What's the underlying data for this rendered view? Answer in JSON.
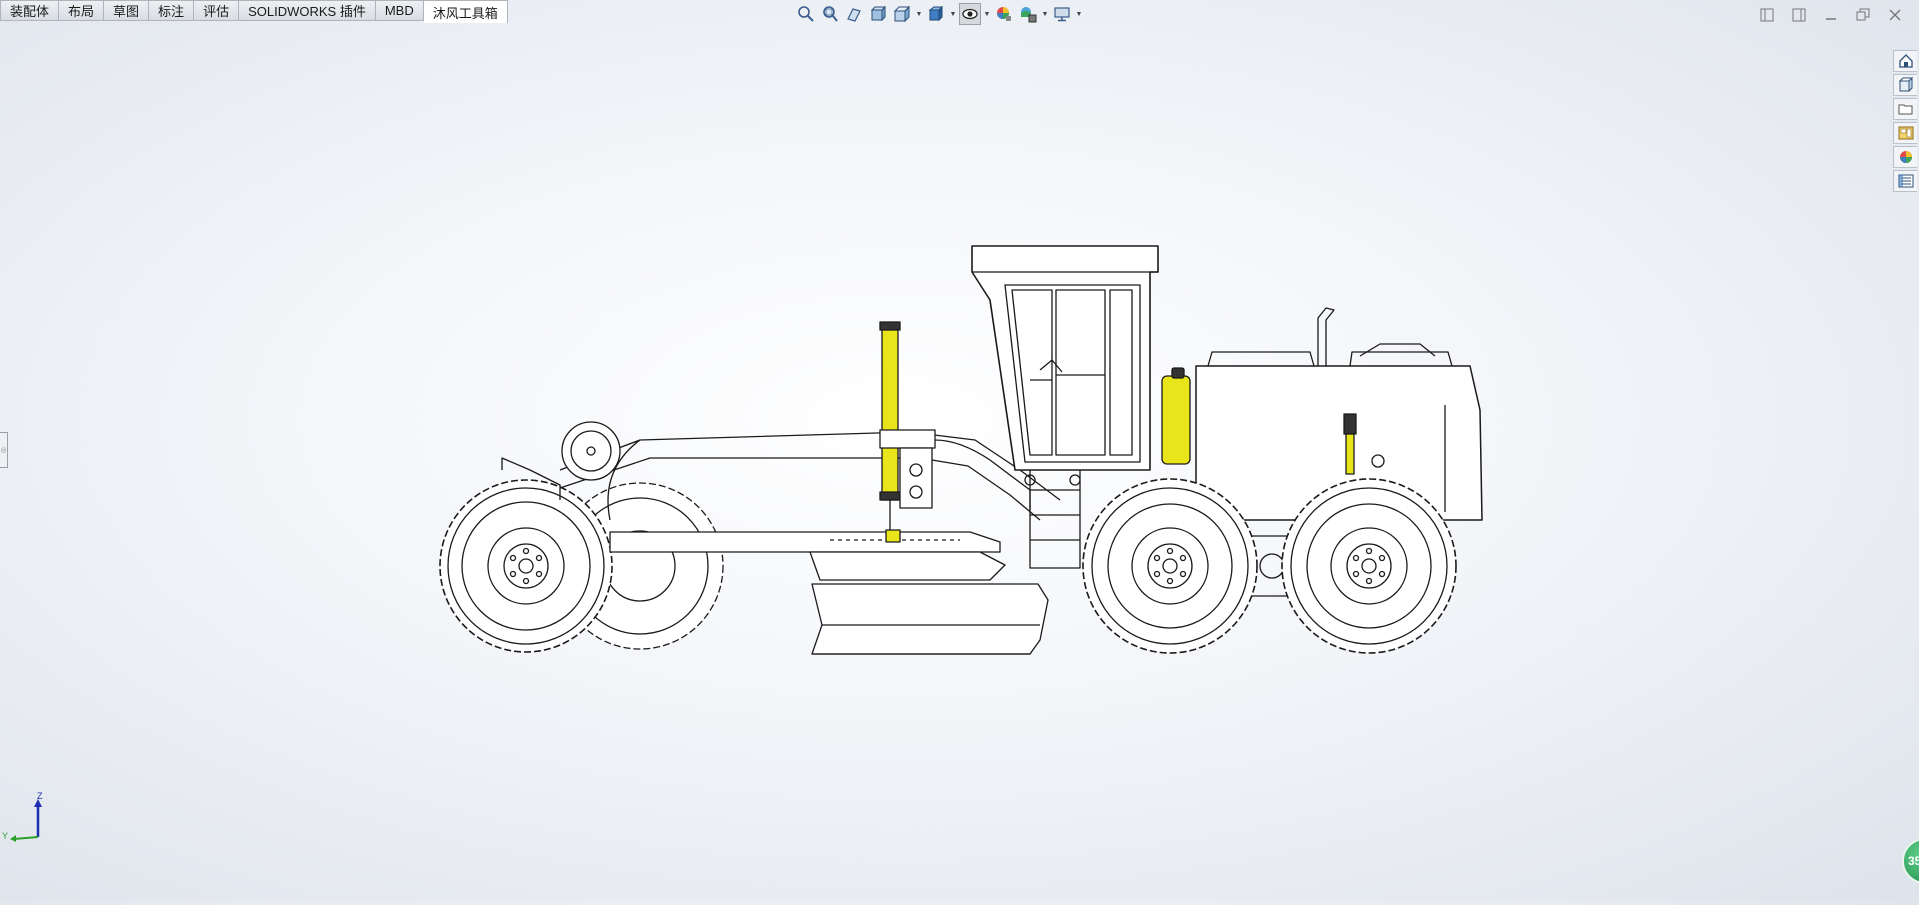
{
  "tabs": [
    {
      "label": "装配体"
    },
    {
      "label": "布局"
    },
    {
      "label": "草图"
    },
    {
      "label": "标注"
    },
    {
      "label": "评估"
    },
    {
      "label": "SOLIDWORKS 插件"
    },
    {
      "label": "MBD"
    },
    {
      "label": "沐风工具箱"
    }
  ],
  "active_tab": "沐风工具箱",
  "triad": {
    "z_label": "Z",
    "y_label": "Y"
  },
  "badge": {
    "label": "35"
  },
  "colors": {
    "accent_yellow": "#e8e61a",
    "line": "#1a1a1a",
    "background": "#eef1f6"
  }
}
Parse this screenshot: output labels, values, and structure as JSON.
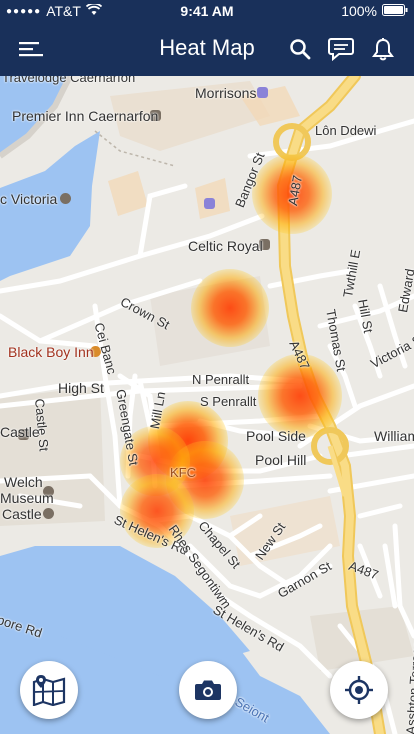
{
  "status": {
    "carrier": "AT&T",
    "time": "9:41 AM",
    "battery": "100%"
  },
  "nav": {
    "title": "Heat Map",
    "menu_icon": "menu-icon",
    "search_icon": "search-icon",
    "chat_icon": "chat-icon",
    "bell_icon": "bell-icon"
  },
  "map": {
    "places": {
      "travelodge": "Travelodge Caernarfon",
      "morrisons": "Morrisons",
      "lon_ddewi": "Lôn Ddewi",
      "premier_inn": "Premier Inn Caernarfon",
      "victoria": "c Victoria",
      "bangor_st": "Bangor St",
      "a487_top": "A487",
      "celtic_royal": "Celtic Royal",
      "twthill": "Twthill E",
      "edward": "Edward",
      "crown_st": "Crown St",
      "cei_banc": "Cei Banc",
      "thomas_st": "Thomas St",
      "hill_st": "Hill St",
      "victoria_st": "Victoria St",
      "black_boy_inn": "Black Boy Inn",
      "a487_mid": "A487",
      "high_st": "High St",
      "n_penrallt": "N Penrallt",
      "castle_st": "Castle St",
      "greengate_st": "Greengate St",
      "mill_ln": "Mill Ln",
      "s_penrallt": "S Penrallt",
      "pool_side": "Pool Side",
      "william": "William",
      "castle_left": "Castle",
      "pool_hill": "Pool Hill",
      "kfc": "KFC",
      "welch_museum_1": "Welch",
      "welch_museum_2": "Museum",
      "castle_museum": "Castle",
      "st_helens_rd": "St Helen's Rd",
      "rhes_segontiwm": "Rhes Segontiwm",
      "chapel_st": "Chapel St",
      "new_st": "New St",
      "garnon_st": "Garnon St",
      "a487_low": "A487",
      "st_helens_rd2": "St Helen's Rd",
      "pore_rd": "pore Rd",
      "seiont": "Seiont",
      "ashton_terrace": "Asshton Terrace"
    },
    "heatspots": [
      {
        "id": "bangor-st",
        "intensity": 0.9
      },
      {
        "id": "crown-st",
        "intensity": 0.95
      },
      {
        "id": "s-penrallt",
        "intensity": 0.95
      },
      {
        "id": "pool-side",
        "intensity": 1.0
      },
      {
        "id": "kfc",
        "intensity": 0.9
      },
      {
        "id": "greengate",
        "intensity": 0.85
      },
      {
        "id": "st-helens",
        "intensity": 0.9
      }
    ]
  },
  "buttons": {
    "map_toggle_icon": "map-pin-icon",
    "camera_icon": "camera-icon",
    "locate_icon": "crosshair-icon"
  },
  "colors": {
    "navbar": "#19305a",
    "water": "#9dc3f2",
    "road_major": "#f7d679",
    "heat_core": "#ff3c00",
    "poi_red": "#a2321e"
  }
}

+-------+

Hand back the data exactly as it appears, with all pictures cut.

### Solved exercise
What's the underlying data for this rendered view? Answer in JSON.
{
  "tabs": [
    {
      "label": "装配体"
    },
    {
      "label": "布局"
    },
    {
      "label": "草图"
    },
    {
      "label": "标注"
    },
    {
      "label": "评估"
    },
    {
      "label": "SOLIDWORKS 插件"
    },
    {
      "label": "MBD"
    },
    {
      "label": "沐风工具箱"
    }
  ],
  "active_tab": "沐风工具箱",
  "triad": {
    "z_label": "Z",
    "y_label": "Y"
  },
  "badge": {
    "label": "35"
  },
  "colors": {
    "accent_yellow": "#e8e61a",
    "line": "#1a1a1a",
    "background": "#eef1f6"
  }
}
Parse this screenshot: output labels, values, and structure as JSON.
{
  "status": {
    "carrier": "AT&T",
    "time": "9:41 AM",
    "battery": "100%"
  },
  "nav": {
    "title": "Heat Map",
    "menu_icon": "menu-icon",
    "search_icon": "search-icon",
    "chat_icon": "chat-icon",
    "bell_icon": "bell-icon"
  },
  "map": {
    "places": {
      "travelodge": "Travelodge Caernarfon",
      "morrisons": "Morrisons",
      "lon_ddewi": "Lôn Ddewi",
      "premier_inn": "Premier Inn Caernarfon",
      "victoria": "c Victoria",
      "bangor_st": "Bangor St",
      "a487_top": "A487",
      "celtic_royal": "Celtic Royal",
      "twthill": "Twthill E",
      "edward": "Edward",
      "crown_st": "Crown St",
      "cei_banc": "Cei Banc",
      "thomas_st": "Thomas St",
      "hill_st": "Hill St",
      "victoria_st": "Victoria St",
      "black_boy_inn": "Black Boy Inn",
      "a487_mid": "A487",
      "high_st": "High St",
      "n_penrallt": "N Penrallt",
      "castle_st": "Castle St",
      "greengate_st": "Greengate St",
      "mill_ln": "Mill Ln",
      "s_penrallt": "S Penrallt",
      "pool_side": "Pool Side",
      "william": "William",
      "castle_left": "Castle",
      "pool_hill": "Pool Hill",
      "kfc": "KFC",
      "welch_museum_1": "Welch",
      "welch_museum_2": "Museum",
      "castle_museum": "Castle",
      "st_helens_rd": "St Helen's Rd",
      "rhes_segontiwm": "Rhes Segontiwm",
      "chapel_st": "Chapel St",
      "new_st": "New St",
      "garnon_st": "Garnon St",
      "a487_low": "A487",
      "st_helens_rd2": "St Helen's Rd",
      "pore_rd": "pore Rd",
      "seiont": "Seiont",
      "ashton_terrace": "Asshton Terrace"
    },
    "heatspots": [
      {
        "id": "bangor-st",
        "intensity": 0.9
      },
      {
        "id": "crown-st",
        "intensity": 0.95
      },
      {
        "id": "s-penrallt",
        "intensity": 0.95
      },
      {
        "id": "pool-side",
        "intensity": 1.0
      },
      {
        "id": "kfc",
        "intensity": 0.9
      },
      {
        "id": "greengate",
        "intensity": 0.85
      },
      {
        "id": "st-helens",
        "intensity": 0.9
      }
    ]
  },
  "buttons": {
    "map_toggle_icon": "map-pin-icon",
    "camera_icon": "camera-icon",
    "locate_icon": "crosshair-icon"
  },
  "colors": {
    "navbar": "#19305a",
    "water": "#9dc3f2",
    "road_major": "#f7d679",
    "heat_core": "#ff3c00",
    "poi_red": "#a2321e"
  }
}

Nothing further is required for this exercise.